(Beginning of Provided information)

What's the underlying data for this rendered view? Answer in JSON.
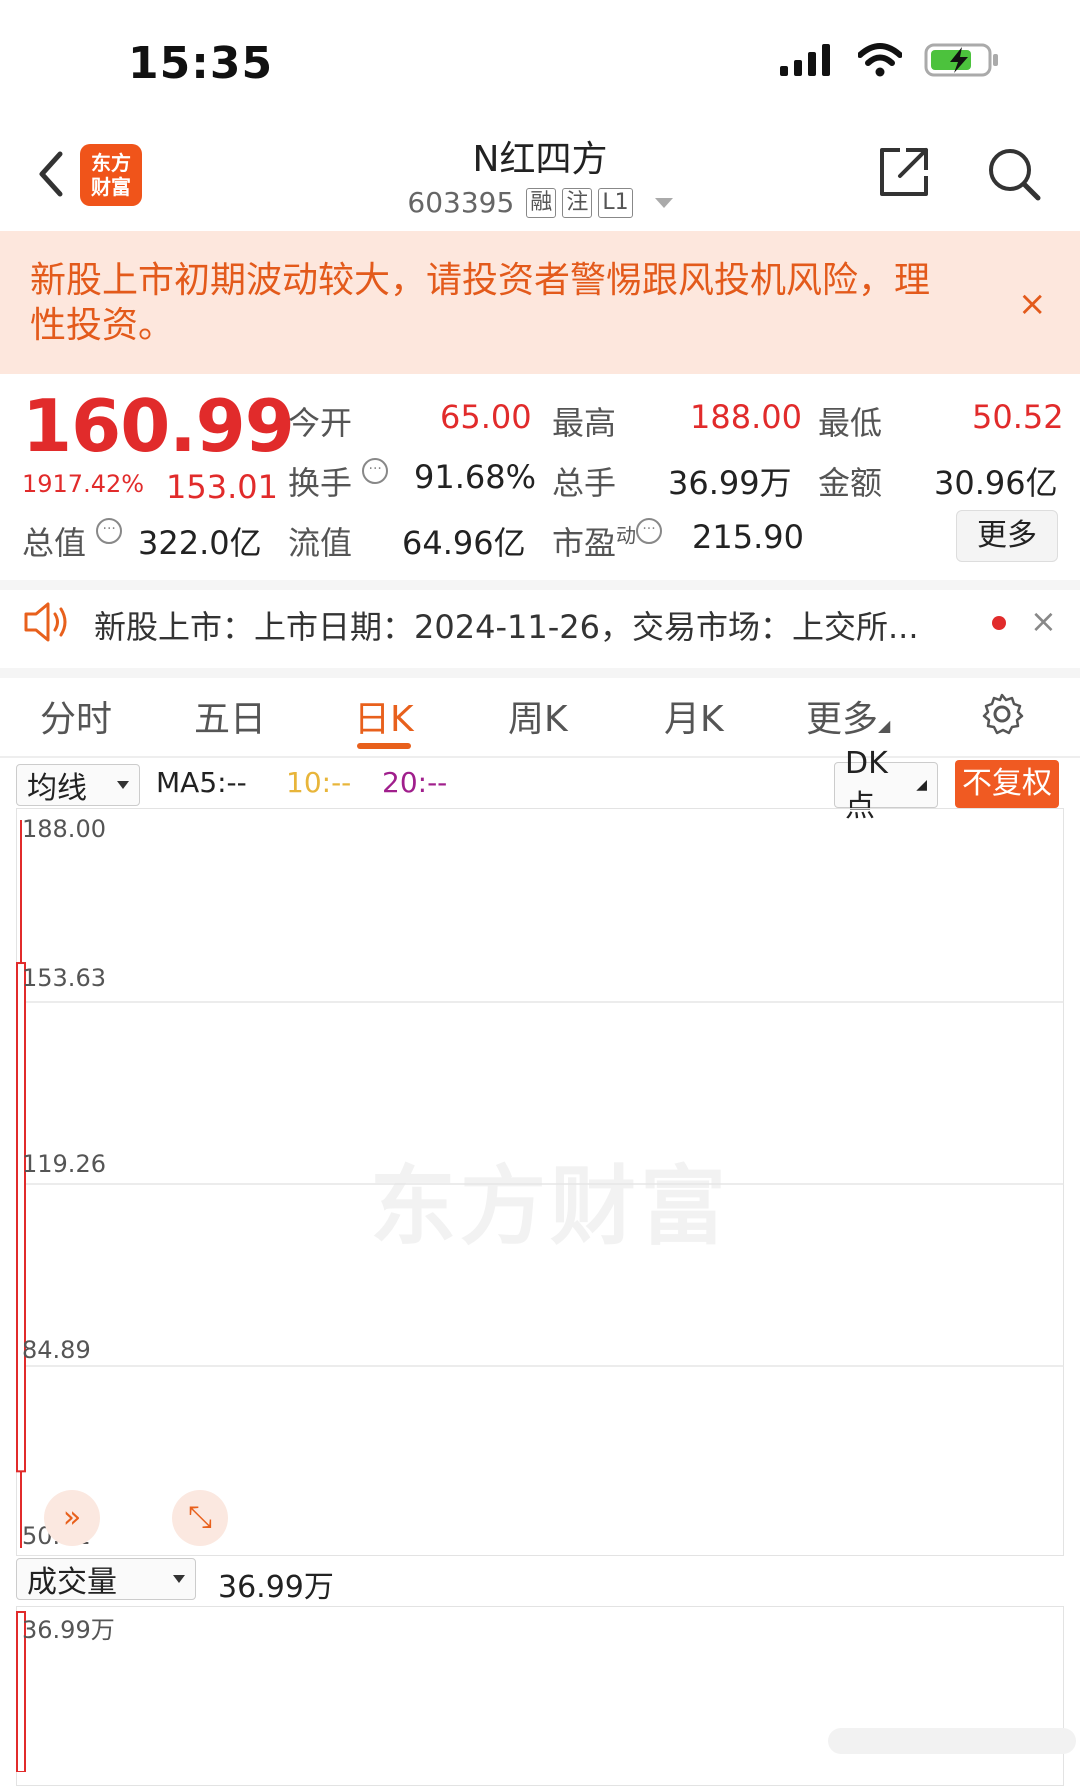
{
  "status_bar": {
    "time": "15:35"
  },
  "header": {
    "logo_line1": "东方",
    "logo_line2": "财富",
    "stock_name": "N红四方",
    "stock_code": "603395",
    "tags": [
      "融",
      "注",
      "L1"
    ]
  },
  "banner": {
    "text": "新股上市初期波动较大，请投资者警惕跟风投机风险，理性投资。",
    "close": "×"
  },
  "quote": {
    "price": "160.99",
    "change_pct": "1917.42%",
    "change": "153.01",
    "open_label": "今开",
    "open": "65.00",
    "high_label": "最高",
    "high": "188.00",
    "low_label": "最低",
    "low": "50.52",
    "turnover_label": "换手",
    "turnover": "91.68%",
    "volume_label": "总手",
    "volume": "36.99万",
    "amount_label": "金额",
    "amount": "30.96亿",
    "mktcap_label": "总值",
    "mktcap": "322.0亿",
    "float_label": "流值",
    "float": "64.96亿",
    "pe_label": "市盈",
    "pe_sup": "动",
    "pe": "215.90",
    "more": "更多"
  },
  "news": {
    "text": "新股上市：上市日期：2024-11-26，交易市场：上交所...",
    "close": "×"
  },
  "tabs": [
    {
      "label": "分时"
    },
    {
      "label": "五日"
    },
    {
      "label": "日K"
    },
    {
      "label": "周K"
    },
    {
      "label": "月K"
    },
    {
      "label": "更多"
    }
  ],
  "active_tab": "日K",
  "chart_toolbar": {
    "indicator": "均线",
    "ma5": "MA5:--",
    "ma10": "10:--",
    "ma20": "20:--",
    "dk": "DK点",
    "fuquan": "不复权"
  },
  "chart_data": {
    "type": "candlestick",
    "y_ticks": [
      "188.00",
      "153.63",
      "119.26",
      "84.89",
      "50.52"
    ],
    "ylim": [
      50.52,
      188.0
    ],
    "candles": [
      {
        "open": 65.0,
        "high": 188.0,
        "low": 50.52,
        "close": 160.99
      }
    ],
    "volume_indicator": "成交量",
    "volume_value": "36.99万",
    "volume_axis_max": "36.99万",
    "watermark": "东方财富"
  },
  "colors": {
    "up": "#e12b2b",
    "accent": "#e8601c",
    "banner_bg": "#fde7dd"
  }
}
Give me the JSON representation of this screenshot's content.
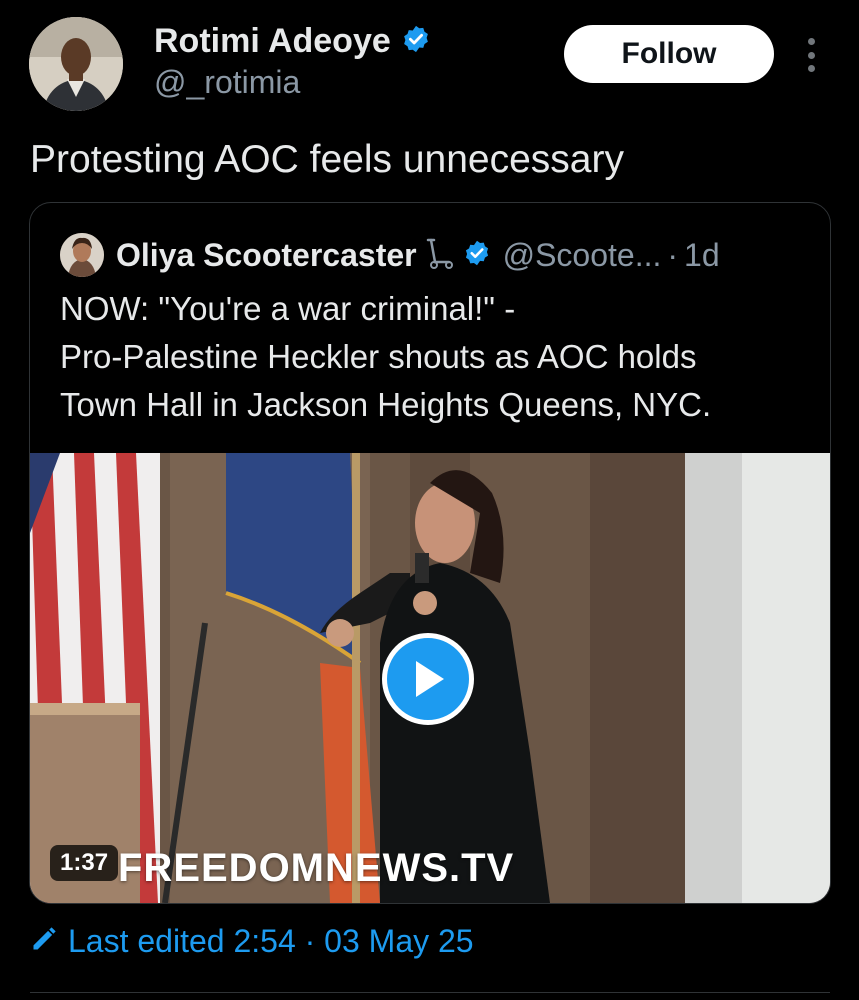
{
  "author": {
    "name": "Rotimi Adeoye",
    "handle": "@_rotimia",
    "verified": true,
    "verified_color": "#1d9bf0"
  },
  "actions": {
    "follow_label": "Follow",
    "more_icon": "more-vertical-icon"
  },
  "tweet": {
    "text": "Protesting AOC feels unnecessary"
  },
  "quoted": {
    "name": "Oliya Scootercaster",
    "scooter_icon": "scooter-icon",
    "handle": "@Scoote...",
    "separator": "·",
    "time": "1d",
    "text_lines": [
      "NOW: \"You're a war criminal!\" -",
      "Pro-Palestine Heckler shouts as AOC holds",
      "Town Hall in Jackson Heights Queens, NYC."
    ],
    "media": {
      "duration": "1:37",
      "watermark": "FREEDOMNEWS.TV",
      "play_icon": "play-icon"
    }
  },
  "edited": {
    "icon": "edit-pencil-icon",
    "text": "Last edited 2:54 · 03 May 25",
    "color": "#1d9bf0"
  }
}
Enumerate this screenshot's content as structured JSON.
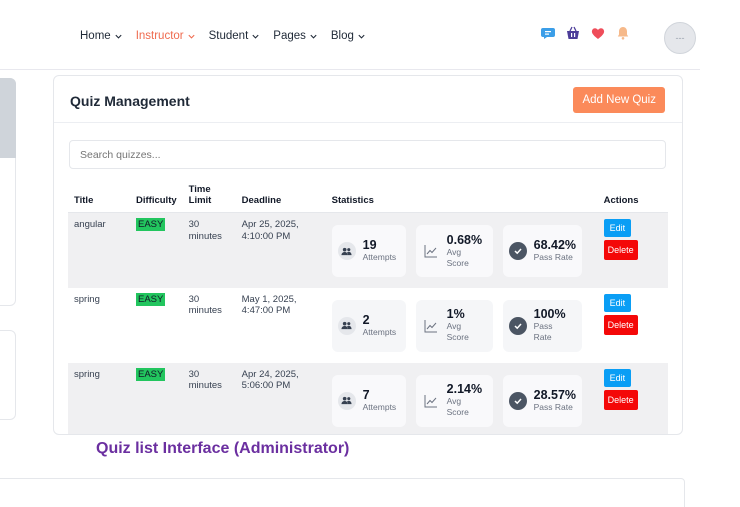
{
  "nav": {
    "items": [
      {
        "label": "Home",
        "active": false
      },
      {
        "label": "Instructor",
        "active": true
      },
      {
        "label": "Student",
        "active": false
      },
      {
        "label": "Pages",
        "active": false
      },
      {
        "label": "Blog",
        "active": false
      }
    ],
    "icons": [
      "chat-icon",
      "basket-icon",
      "heart-icon",
      "bell-icon"
    ],
    "avatar_text": "---"
  },
  "card": {
    "title": "Quiz Management",
    "add_label": "Add New Quiz",
    "search_placeholder": "Search quizzes..."
  },
  "table": {
    "headers": {
      "title": "Title",
      "difficulty": "Difficulty",
      "time_limit_1": "Time",
      "time_limit_2": "Limit",
      "deadline": "Deadline",
      "statistics": "Statistics",
      "actions": "Actions"
    },
    "rows": [
      {
        "title": "angular",
        "difficulty": "EASY",
        "time": "30",
        "time_unit": "minutes",
        "deadline_1": "Apr 25, 2025,",
        "deadline_2": "4:10:00 PM",
        "attempts": "19",
        "attempts_label": "Attempts",
        "avg": "0.68%",
        "avg_label_1": "Avg",
        "avg_label_2": "Score",
        "pass": "68.42%",
        "pass_label": "Pass Rate"
      },
      {
        "title": "spring",
        "difficulty": "EASY",
        "time": "30",
        "time_unit": "minutes",
        "deadline_1": "May 1, 2025,",
        "deadline_2": "4:47:00 PM",
        "attempts": "2",
        "attempts_label": "Attempts",
        "avg": "1%",
        "avg_label_1": "Avg",
        "avg_label_2": "Score",
        "pass": "100%",
        "pass_label": "Pass Rate"
      },
      {
        "title": "spring",
        "difficulty": "EASY",
        "time": "30",
        "time_unit": "minutes",
        "deadline_1": "Apr 24, 2025,",
        "deadline_2": "5:06:00 PM",
        "attempts": "7",
        "attempts_label": "Attempts",
        "avg": "2.14%",
        "avg_label_1": "Avg",
        "avg_label_2": "Score",
        "pass": "28.57%",
        "pass_label": "Pass Rate"
      }
    ],
    "edit_label": "Edit",
    "delete_label": "Delete"
  },
  "caption": "Quiz list Interface (Administrator)",
  "colors": {
    "accent": "#ef6b4f",
    "add_button": "#fb8a5a",
    "easy_badge": "#22c55e",
    "edit": "#0a9ef5",
    "delete": "#f40808",
    "caption": "#6b2fa0"
  }
}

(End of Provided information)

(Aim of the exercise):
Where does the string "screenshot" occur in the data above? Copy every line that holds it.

(Completed task):
Give me the JSON representation of this screenshot's content.
Enumerate this screenshot's content as structured JSON.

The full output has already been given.